> **The problem**: Whenever a line in the listing contains "Market", copy that line.

> **Records shown**:
──────

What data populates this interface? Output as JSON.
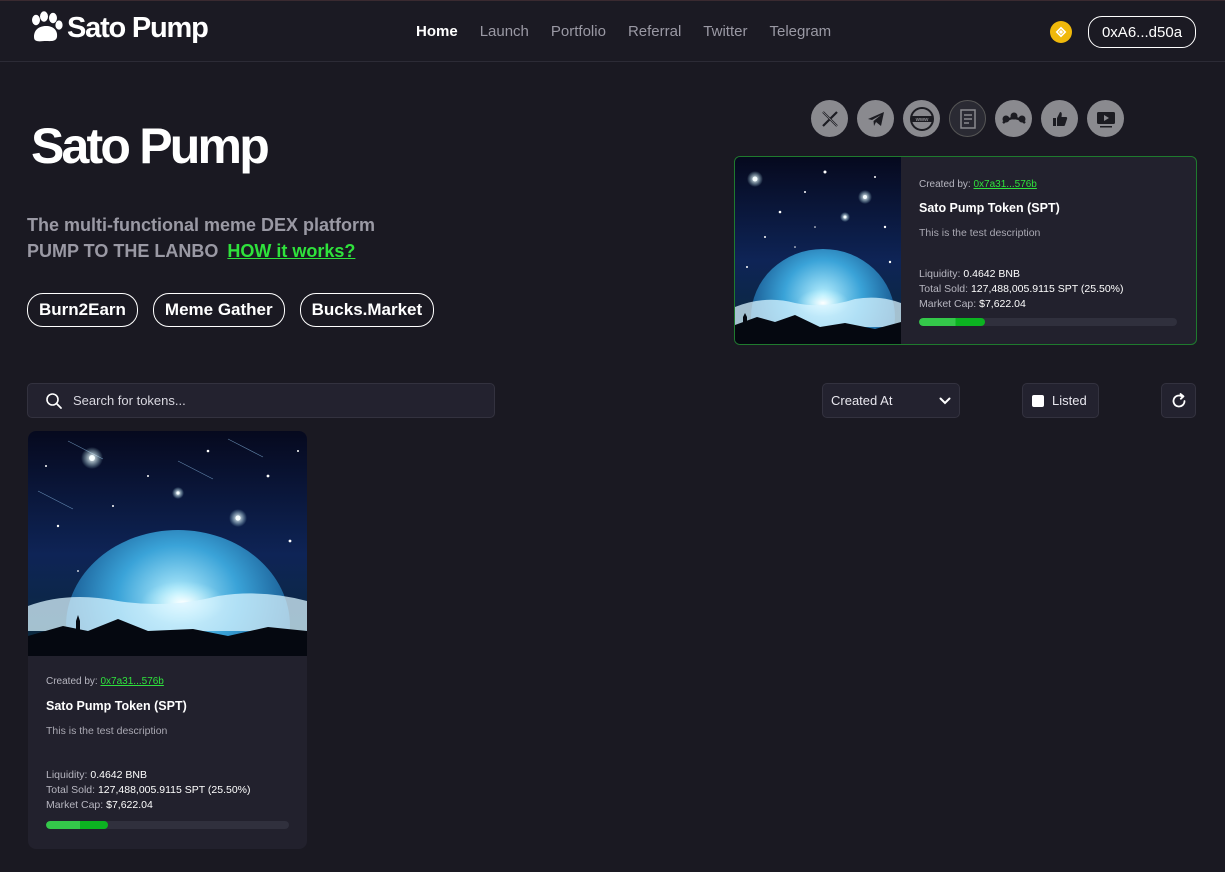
{
  "nav": {
    "brand": "Sato Pump",
    "items": [
      {
        "label": "Home",
        "active": true
      },
      {
        "label": "Launch",
        "active": false
      },
      {
        "label": "Portfolio",
        "active": false
      },
      {
        "label": "Referral",
        "active": false
      },
      {
        "label": "Twitter",
        "active": false
      },
      {
        "label": "Telegram",
        "active": false
      }
    ],
    "chain_icon": "bnb-icon",
    "wallet": "0xA6...d50a"
  },
  "hero": {
    "title": "Sato Pump",
    "tagline_line1": "The multi-functional meme DEX platform",
    "tagline_line2": "PUMP TO THE LANBO",
    "how_link": "HOW it works?",
    "buttons": [
      "Burn2Earn",
      "Meme Gather",
      "Bucks.Market"
    ]
  },
  "socials": [
    "x-icon",
    "telegram-icon",
    "website-icon",
    "document-icon",
    "coin-logo-icon",
    "thumbs-up-icon",
    "video-icon"
  ],
  "featured": {
    "created_by_label": "Created by:",
    "creator": "0x7a31...576b",
    "name": "Sato Pump Token (SPT)",
    "description": "This is the test description",
    "liquidity_label": "Liquidity:",
    "liquidity": "0.4642 BNB",
    "sold_label": "Total Sold:",
    "sold": "127,488,005.9115 SPT (25.50%)",
    "mcap_label": "Market Cap:",
    "mcap": "$7,622.04",
    "progress": 0.255
  },
  "filters": {
    "search_placeholder": "Search for tokens...",
    "sort": "Created At",
    "listed_label": "Listed",
    "listed_checked": false
  },
  "tokens": [
    {
      "created_by_label": "Created by:",
      "creator": "0x7a31...576b",
      "name": "Sato Pump Token (SPT)",
      "description": "This is the test description",
      "liquidity_label": "Liquidity:",
      "liquidity": "0.4642 BNB",
      "sold_label": "Total Sold:",
      "sold": "127,488,005.9115 SPT (25.50%)",
      "mcap_label": "Market Cap:",
      "mcap": "$7,622.04",
      "progress": 0.255
    }
  ],
  "colors": {
    "background": "#1a1922",
    "accent": "#2fe23c",
    "card": "#22212d",
    "featured_border": "#1f7a2e",
    "chain": "#f0b90b"
  }
}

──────

> **Result below**:
      "Bucks.Market"
    "mcap_label": "Market Cap:",
      "mcap_label": "Market Cap:",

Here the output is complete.